TASK DETAILS -
Please return all of the entries below exactly as they are written.

(Web page and app entries)
-*-

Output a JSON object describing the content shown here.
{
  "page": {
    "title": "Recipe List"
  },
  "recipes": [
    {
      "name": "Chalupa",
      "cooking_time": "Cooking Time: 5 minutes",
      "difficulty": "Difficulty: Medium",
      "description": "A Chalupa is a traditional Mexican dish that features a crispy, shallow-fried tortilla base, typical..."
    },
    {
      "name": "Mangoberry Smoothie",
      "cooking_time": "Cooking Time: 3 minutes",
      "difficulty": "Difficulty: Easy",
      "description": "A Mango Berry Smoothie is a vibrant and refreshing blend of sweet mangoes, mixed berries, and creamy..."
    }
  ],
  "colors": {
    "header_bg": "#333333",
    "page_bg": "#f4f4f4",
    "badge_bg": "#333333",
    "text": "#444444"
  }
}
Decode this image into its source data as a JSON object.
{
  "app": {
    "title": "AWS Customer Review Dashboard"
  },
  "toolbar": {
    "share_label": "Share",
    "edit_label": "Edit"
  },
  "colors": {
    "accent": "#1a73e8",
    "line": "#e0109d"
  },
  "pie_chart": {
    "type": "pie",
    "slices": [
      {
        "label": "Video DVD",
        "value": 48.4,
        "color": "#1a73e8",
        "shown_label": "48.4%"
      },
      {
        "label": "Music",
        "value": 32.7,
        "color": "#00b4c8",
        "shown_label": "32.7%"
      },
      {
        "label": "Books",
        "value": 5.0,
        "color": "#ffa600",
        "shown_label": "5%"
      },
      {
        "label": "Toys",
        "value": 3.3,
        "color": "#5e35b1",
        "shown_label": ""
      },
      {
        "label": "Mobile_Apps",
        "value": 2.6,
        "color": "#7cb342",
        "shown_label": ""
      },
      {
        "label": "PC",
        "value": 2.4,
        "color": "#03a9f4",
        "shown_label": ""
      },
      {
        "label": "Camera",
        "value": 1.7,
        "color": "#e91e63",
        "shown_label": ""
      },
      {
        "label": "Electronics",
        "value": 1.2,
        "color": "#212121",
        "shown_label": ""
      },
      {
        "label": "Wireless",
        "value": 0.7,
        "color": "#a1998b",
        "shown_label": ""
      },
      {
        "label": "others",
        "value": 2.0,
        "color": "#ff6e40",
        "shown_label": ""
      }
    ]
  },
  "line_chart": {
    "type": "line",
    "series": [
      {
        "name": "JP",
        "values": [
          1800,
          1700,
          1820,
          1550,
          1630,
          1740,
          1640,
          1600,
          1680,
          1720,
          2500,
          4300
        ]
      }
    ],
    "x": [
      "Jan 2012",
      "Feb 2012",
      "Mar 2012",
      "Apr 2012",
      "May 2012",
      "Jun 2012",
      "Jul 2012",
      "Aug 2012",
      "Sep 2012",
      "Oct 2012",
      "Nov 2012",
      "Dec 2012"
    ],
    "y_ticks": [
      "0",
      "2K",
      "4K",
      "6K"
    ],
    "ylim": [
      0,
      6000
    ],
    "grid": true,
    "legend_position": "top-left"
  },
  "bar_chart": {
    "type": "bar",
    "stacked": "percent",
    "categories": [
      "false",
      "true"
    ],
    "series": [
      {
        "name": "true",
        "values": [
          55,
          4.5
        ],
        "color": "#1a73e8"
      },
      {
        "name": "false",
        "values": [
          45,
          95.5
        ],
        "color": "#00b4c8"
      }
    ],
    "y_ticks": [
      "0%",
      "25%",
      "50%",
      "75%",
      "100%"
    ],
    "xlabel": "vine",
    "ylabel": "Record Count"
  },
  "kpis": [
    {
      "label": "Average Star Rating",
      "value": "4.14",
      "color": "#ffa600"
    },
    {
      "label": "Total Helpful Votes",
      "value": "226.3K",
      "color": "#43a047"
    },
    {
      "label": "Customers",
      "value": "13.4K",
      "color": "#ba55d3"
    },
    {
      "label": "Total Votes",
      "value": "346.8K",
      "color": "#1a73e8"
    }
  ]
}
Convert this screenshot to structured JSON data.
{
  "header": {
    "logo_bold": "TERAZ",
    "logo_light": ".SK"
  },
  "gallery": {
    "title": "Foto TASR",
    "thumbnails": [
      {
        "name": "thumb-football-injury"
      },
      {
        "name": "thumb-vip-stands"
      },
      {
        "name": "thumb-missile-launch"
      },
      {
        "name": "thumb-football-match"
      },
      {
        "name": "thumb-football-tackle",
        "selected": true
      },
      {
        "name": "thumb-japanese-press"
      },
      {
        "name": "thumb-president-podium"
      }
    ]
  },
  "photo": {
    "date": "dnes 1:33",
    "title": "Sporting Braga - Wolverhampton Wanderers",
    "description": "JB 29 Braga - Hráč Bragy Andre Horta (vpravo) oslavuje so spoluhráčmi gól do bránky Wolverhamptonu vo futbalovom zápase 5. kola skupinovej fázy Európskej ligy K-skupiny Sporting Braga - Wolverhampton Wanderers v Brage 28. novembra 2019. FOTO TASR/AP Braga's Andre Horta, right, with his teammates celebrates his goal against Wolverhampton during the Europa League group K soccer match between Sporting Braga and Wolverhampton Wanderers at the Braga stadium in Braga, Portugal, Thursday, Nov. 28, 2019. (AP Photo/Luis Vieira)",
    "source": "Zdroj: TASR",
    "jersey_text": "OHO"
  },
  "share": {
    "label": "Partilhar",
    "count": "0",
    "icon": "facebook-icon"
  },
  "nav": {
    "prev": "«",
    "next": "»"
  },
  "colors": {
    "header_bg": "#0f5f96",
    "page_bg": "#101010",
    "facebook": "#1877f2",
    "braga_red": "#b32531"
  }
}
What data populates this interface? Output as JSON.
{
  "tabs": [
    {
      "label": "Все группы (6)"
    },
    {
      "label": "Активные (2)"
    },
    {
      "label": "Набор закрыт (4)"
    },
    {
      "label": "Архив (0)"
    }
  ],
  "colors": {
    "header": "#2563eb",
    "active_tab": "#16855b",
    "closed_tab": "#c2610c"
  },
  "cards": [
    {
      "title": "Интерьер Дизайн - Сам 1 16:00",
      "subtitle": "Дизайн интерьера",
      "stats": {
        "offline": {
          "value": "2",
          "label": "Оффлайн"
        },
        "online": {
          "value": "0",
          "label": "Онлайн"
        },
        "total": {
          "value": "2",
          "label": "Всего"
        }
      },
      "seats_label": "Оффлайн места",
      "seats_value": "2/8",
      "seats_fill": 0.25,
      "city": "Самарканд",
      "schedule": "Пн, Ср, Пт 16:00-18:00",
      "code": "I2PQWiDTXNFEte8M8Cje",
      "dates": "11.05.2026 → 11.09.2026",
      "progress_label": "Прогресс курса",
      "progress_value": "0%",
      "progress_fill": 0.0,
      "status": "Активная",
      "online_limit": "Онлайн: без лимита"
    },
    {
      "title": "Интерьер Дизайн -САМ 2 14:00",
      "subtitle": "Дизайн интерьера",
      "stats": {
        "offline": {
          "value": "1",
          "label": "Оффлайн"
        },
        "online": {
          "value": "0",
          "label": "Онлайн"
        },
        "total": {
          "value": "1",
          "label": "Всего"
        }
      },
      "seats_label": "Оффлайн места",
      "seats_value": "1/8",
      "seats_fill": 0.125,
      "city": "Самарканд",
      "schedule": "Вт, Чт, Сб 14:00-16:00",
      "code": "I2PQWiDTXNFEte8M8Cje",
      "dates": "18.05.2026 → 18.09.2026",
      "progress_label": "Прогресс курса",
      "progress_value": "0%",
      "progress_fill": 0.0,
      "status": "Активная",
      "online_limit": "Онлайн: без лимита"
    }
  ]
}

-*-

TASK RESULT -
Output a JSON object describing the content shown here.
{
  "page": {
    "title": "Recipe List"
  },
  "recipes": [
    {
      "name": "Chalupa",
      "cooking_time": "Cooking Time: 5 minutes",
      "difficulty": "Difficulty: Medium",
      "description": "A Chalupa is a traditional Mexican dish that features a crispy, shallow-fried tortilla base, typical..."
    },
    {
      "name": "Mangoberry Smoothie",
      "cooking_time": "Cooking Time: 3 minutes",
      "difficulty": "Difficulty: Easy",
      "description": "A Mango Berry Smoothie is a vibrant and refreshing blend of sweet mangoes, mixed berries, and creamy..."
    }
  ],
  "colors": {
    "header_bg": "#333333",
    "page_bg": "#f4f4f4",
    "badge_bg": "#333333",
    "text": "#444444"
  }
}
Decode this image into its source data as a JSON object.
{
  "app": {
    "title": "AWS Customer Review Dashboard"
  },
  "toolbar": {
    "share_label": "Share",
    "edit_label": "Edit"
  },
  "colors": {
    "accent": "#1a73e8",
    "line": "#e0109d"
  },
  "pie_chart": {
    "type": "pie",
    "slices": [
      {
        "label": "Video DVD",
        "value": 48.4,
        "color": "#1a73e8",
        "shown_label": "48.4%"
      },
      {
        "label": "Music",
        "value": 32.7,
        "color": "#00b4c8",
        "shown_label": "32.7%"
      },
      {
        "label": "Books",
        "value": 5.0,
        "color": "#ffa600",
        "shown_label": "5%"
      },
      {
        "label": "Toys",
        "value": 3.3,
        "color": "#5e35b1",
        "shown_label": ""
      },
      {
        "label": "Mobile_Apps",
        "value": 2.6,
        "color": "#7cb342",
        "shown_label": ""
      },
      {
        "label": "PC",
        "value": 2.4,
        "color": "#03a9f4",
        "shown_label": ""
      },
      {
        "label": "Camera",
        "value": 1.7,
        "color": "#e91e63",
        "shown_label": ""
      },
      {
        "label": "Electronics",
        "value": 1.2,
        "color": "#212121",
        "shown_label": ""
      },
      {
        "label": "Wireless",
        "value": 0.7,
        "color": "#a1998b",
        "shown_label": ""
      },
      {
        "label": "others",
        "value": 2.0,
        "color": "#ff6e40",
        "shown_label": ""
      }
    ]
  },
  "line_chart": {
    "type": "line",
    "series": [
      {
        "name": "JP",
        "values": [
          1800,
          1700,
          1820,
          1550,
          1630,
          1740,
          1640,
          1600,
          1680,
          1720,
          2500,
          4300
        ]
      }
    ],
    "x": [
      "Jan 2012",
      "Feb 2012",
      "Mar 2012",
      "Apr 2012",
      "May 2012",
      "Jun 2012",
      "Jul 2012",
      "Aug 2012",
      "Sep 2012",
      "Oct 2012",
      "Nov 2012",
      "Dec 2012"
    ],
    "y_ticks": [
      "0",
      "2K",
      "4K",
      "6K"
    ],
    "ylim": [
      0,
      6000
    ],
    "grid": true,
    "legend_position": "top-left"
  },
  "bar_chart": {
    "type": "bar",
    "stacked": "percent",
    "categories": [
      "false",
      "true"
    ],
    "series": [
      {
        "name": "true",
        "values": [
          55,
          4.5
        ],
        "color": "#1a73e8"
      },
      {
        "name": "false",
        "values": [
          45,
          95.5
        ],
        "color": "#00b4c8"
      }
    ],
    "y_ticks": [
      "0%",
      "25%",
      "50%",
      "75%",
      "100%"
    ],
    "xlabel": "vine",
    "ylabel": "Record Count"
  },
  "kpis": [
    {
      "label": "Average Star Rating",
      "value": "4.14",
      "color": "#ffa600"
    },
    {
      "label": "Total Helpful Votes",
      "value": "226.3K",
      "color": "#43a047"
    },
    {
      "label": "Customers",
      "value": "13.4K",
      "color": "#ba55d3"
    },
    {
      "label": "Total Votes",
      "value": "346.8K",
      "color": "#1a73e8"
    }
  ]
}
Convert this screenshot to structured JSON data.
{
  "header": {
    "logo_bold": "TERAZ",
    "logo_light": ".SK"
  },
  "gallery": {
    "title": "Foto TASR",
    "thumbnails": [
      {
        "name": "thumb-football-injury"
      },
      {
        "name": "thumb-vip-stands"
      },
      {
        "name": "thumb-missile-launch"
      },
      {
        "name": "thumb-football-match"
      },
      {
        "name": "thumb-football-tackle",
        "selected": true
      },
      {
        "name": "thumb-japanese-press"
      },
      {
        "name": "thumb-president-podium"
      }
    ]
  },
  "photo": {
    "date": "dnes 1:33",
    "title": "Sporting Braga - Wolverhampton Wanderers",
    "description": "JB 29 Braga - Hráč Bragy Andre Horta (vpravo) oslavuje so spoluhráčmi gól do bránky Wolverhamptonu vo futbalovom zápase 5. kola skupinovej fázy Európskej ligy K-skupiny Sporting Braga - Wolverhampton Wanderers v Brage 28. novembra 2019. FOTO TASR/AP Braga's Andre Horta, right, with his teammates celebrates his goal against Wolverhampton during the Europa League group K soccer match between Sporting Braga and Wolverhampton Wanderers at the Braga stadium in Braga, Portugal, Thursday, Nov. 28, 2019. (AP Photo/Luis Vieira)",
    "source": "Zdroj: TASR",
    "jersey_text": "OHO"
  },
  "share": {
    "label": "Partilhar",
    "count": "0",
    "icon": "facebook-icon"
  },
  "nav": {
    "prev": "«",
    "next": "»"
  },
  "colors": {
    "header_bg": "#0f5f96",
    "page_bg": "#101010",
    "facebook": "#1877f2",
    "braga_red": "#b32531"
  }
}
What data populates this interface? Output as JSON.
{
  "tabs": [
    {
      "label": "Все группы (6)"
    },
    {
      "label": "Активные (2)"
    },
    {
      "label": "Набор закрыт (4)"
    },
    {
      "label": "Архив (0)"
    }
  ],
  "colors": {
    "header": "#2563eb",
    "active_tab": "#16855b",
    "closed_tab": "#c2610c"
  },
  "cards": [
    {
      "title": "Интерьер Дизайн - Сам 1 16:00",
      "subtitle": "Дизайн интерьера",
      "stats": {
        "offline": {
          "value": "2",
          "label": "Оффлайн"
        },
        "online": {
          "value": "0",
          "label": "Онлайн"
        },
        "total": {
          "value": "2",
          "label": "Всего"
        }
      },
      "seats_label": "Оффлайн места",
      "seats_value": "2/8",
      "seats_fill": 0.25,
      "city": "Самарканд",
      "schedule": "Пн, Ср, Пт 16:00-18:00",
      "code": "I2PQWiDTXNFEte8M8Cje",
      "dates": "11.05.2026 → 11.09.2026",
      "progress_label": "Прогресс курса",
      "progress_value": "0%",
      "progress_fill": 0.0,
      "status": "Активная",
      "online_limit": "Онлайн: без лимита"
    },
    {
      "title": "Интерьер Дизайн -САМ 2 14:00",
      "subtitle": "Дизайн интерьера",
      "stats": {
        "offline": {
          "value": "1",
          "label": "Оффлайн"
        },
        "online": {
          "value": "0",
          "label": "Онлайн"
        },
        "total": {
          "value": "1",
          "label": "Всего"
        }
      },
      "seats_label": "Оффлайн места",
      "seats_value": "1/8",
      "seats_fill": 0.125,
      "city": "Самарканд",
      "schedule": "Вт, Чт, Сб 14:00-16:00",
      "code": "I2PQWiDTXNFEte8M8Cje",
      "dates": "18.05.2026 → 18.09.2026",
      "progress_label": "Прогресс курса",
      "progress_value": "0%",
      "progress_fill": 0.0,
      "status": "Активная",
      "online_limit": "Онлайн: без лимита"
    }
  ]
}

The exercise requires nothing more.